The question is, then, how can you get more women on board in spite of this? Lammerse: ‘Through more targeted recruitment, better searches and by actively approaching women. By keeping the text of advertisements gender-neutral and not sounding so pushy. Women are more modest than men.’ A mentor programme has been set up as well, and a book of female role models was published recently.
This does not go far enough for Bakker, though. ‘I favour positive discrimination, such as what the NWO does with the Aspasia grants for fast-tracking women towards posts as associate professors. You could do something like that within the university too, using leftover funding from the ‘gender fund’ for instance. Funnily enough, women themselves are often against positive discrimination, because they feel it’s insulting. But then they don’t take into account the fact that a woman scientist has already had to perform better than her male counterpart to get to the same rank.
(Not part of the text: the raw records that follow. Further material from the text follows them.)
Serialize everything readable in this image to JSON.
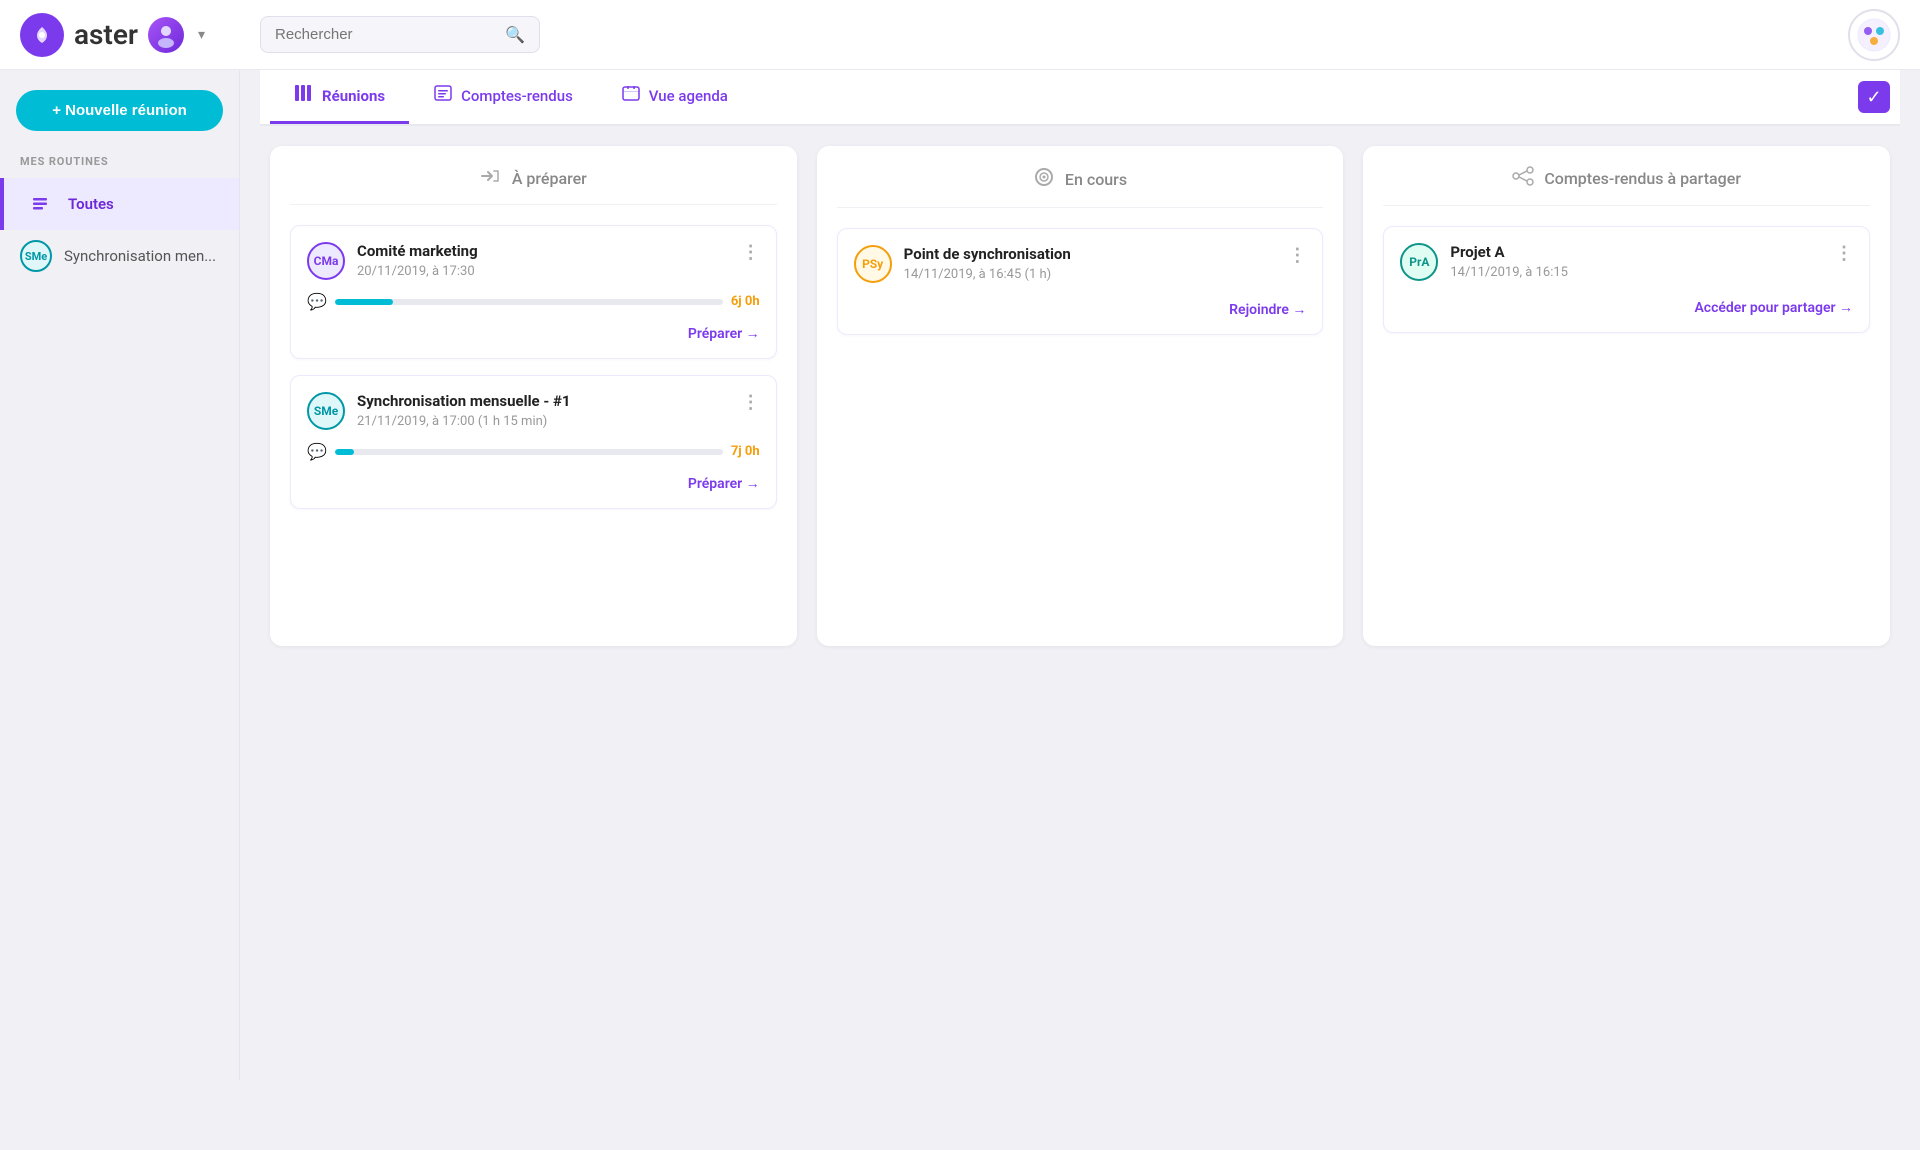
{
  "app": {
    "name": "aster",
    "logo_symbol": "✳"
  },
  "header": {
    "search_placeholder": "Rechercher",
    "search_icon": "🔍"
  },
  "sidebar": {
    "new_meeting_label": "+ Nouvelle réunion",
    "section_label": "MES ROUTINES",
    "items": [
      {
        "id": "toutes",
        "label": "Toutes",
        "icon": "📋",
        "active": true
      },
      {
        "id": "sync",
        "label": "Synchronisation men...",
        "initials": "SMe",
        "active": false
      }
    ]
  },
  "tabs": [
    {
      "id": "reunions",
      "label": "Réunions",
      "icon": "▦",
      "active": true
    },
    {
      "id": "comptes-rendus",
      "label": "Comptes-rendus",
      "icon": "▤",
      "active": false
    },
    {
      "id": "vue-agenda",
      "label": "Vue agenda",
      "icon": "▦",
      "active": false
    }
  ],
  "columns": [
    {
      "id": "a-preparer",
      "header_icon": "➤",
      "header_label": "À préparer",
      "cards": [
        {
          "id": "comite-marketing",
          "avatar_initials": "CMa",
          "avatar_class": "avatar-cma",
          "title": "Comité marketing",
          "date": "20/11/2019, à 17:30",
          "progress_percent": 15,
          "progress_label": "6j 0h",
          "action_label": "Préparer →"
        },
        {
          "id": "synchronisation-mensuelle",
          "avatar_initials": "SMe",
          "avatar_class": "avatar-sme",
          "title": "Synchronisation mensuelle - #1",
          "date": "21/11/2019, à 17:00 (1 h 15 min)",
          "progress_percent": 5,
          "progress_label": "7j 0h",
          "action_label": "Préparer →"
        }
      ]
    },
    {
      "id": "en-cours",
      "header_icon": "◎",
      "header_label": "En cours",
      "cards": [
        {
          "id": "point-synchronisation",
          "avatar_initials": "PSy",
          "avatar_class": "avatar-psy",
          "title": "Point de synchronisation",
          "date": "14/11/2019, à 16:45 (1 h)",
          "progress_percent": 0,
          "progress_label": "",
          "action_label": "Rejoindre →"
        }
      ]
    },
    {
      "id": "comptes-rendus-partager",
      "header_icon": "⇄",
      "header_label": "Comptes-rendus à partager",
      "cards": [
        {
          "id": "projet-a",
          "avatar_initials": "PrA",
          "avatar_class": "avatar-pra",
          "title": "Projet A",
          "date": "14/11/2019, à 16:15",
          "progress_percent": 0,
          "progress_label": "",
          "action_label": "Accéder pour partager →"
        }
      ]
    }
  ]
}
Women often hold themselves to stricter standards than necessary.’
‘Positive discrimination is not our policy but sometimes you can deliberately choose in favour of a woman,’ responds Lammers. ‘Otherwise you will never achieve a more equal men-women ratio. I can imagine, too, than when you are recruiting you might want a woman for the sake of the balance on the team. Not enough women? Then you need to improve your search techniques. But the bottom line is quality; we don’t make any concessions on that.'